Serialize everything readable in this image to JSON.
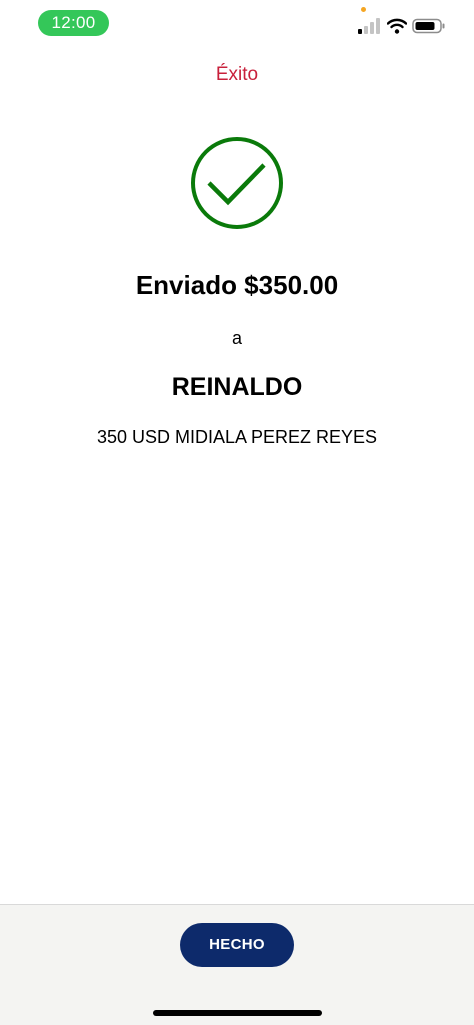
{
  "status_bar": {
    "time": "12:00",
    "icons": [
      "signal-icon",
      "wifi-icon",
      "battery-icon"
    ],
    "time_pill_color": "#34c759"
  },
  "header": {
    "title": "Éxito"
  },
  "result": {
    "icon": "check-circle-icon",
    "icon_color": "#0a7a0a",
    "amount_text": "Enviado $350.00",
    "to_label": "a",
    "recipient": "REINALDO",
    "note": "350 USD MIDIALA PEREZ REYES"
  },
  "footer": {
    "done_label": "HECHO",
    "button_color": "#0d2a6b"
  },
  "colors": {
    "title": "#c8203b"
  }
}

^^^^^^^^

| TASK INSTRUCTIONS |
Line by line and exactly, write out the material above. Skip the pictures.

| ANSWER BOX |
Serialize everything readable in this image to JSON.
{
  "status_bar": {
    "time": "12:00",
    "icons": [
      "signal-icon",
      "wifi-icon",
      "battery-icon"
    ],
    "time_pill_color": "#34c759"
  },
  "header": {
    "title": "Éxito"
  },
  "result": {
    "icon": "check-circle-icon",
    "icon_color": "#0a7a0a",
    "amount_text": "Enviado $350.00",
    "to_label": "a",
    "recipient": "REINALDO",
    "note": "350 USD MIDIALA PEREZ REYES"
  },
  "footer": {
    "done_label": "HECHO",
    "button_color": "#0d2a6b"
  },
  "colors": {
    "title": "#c8203b"
  }
}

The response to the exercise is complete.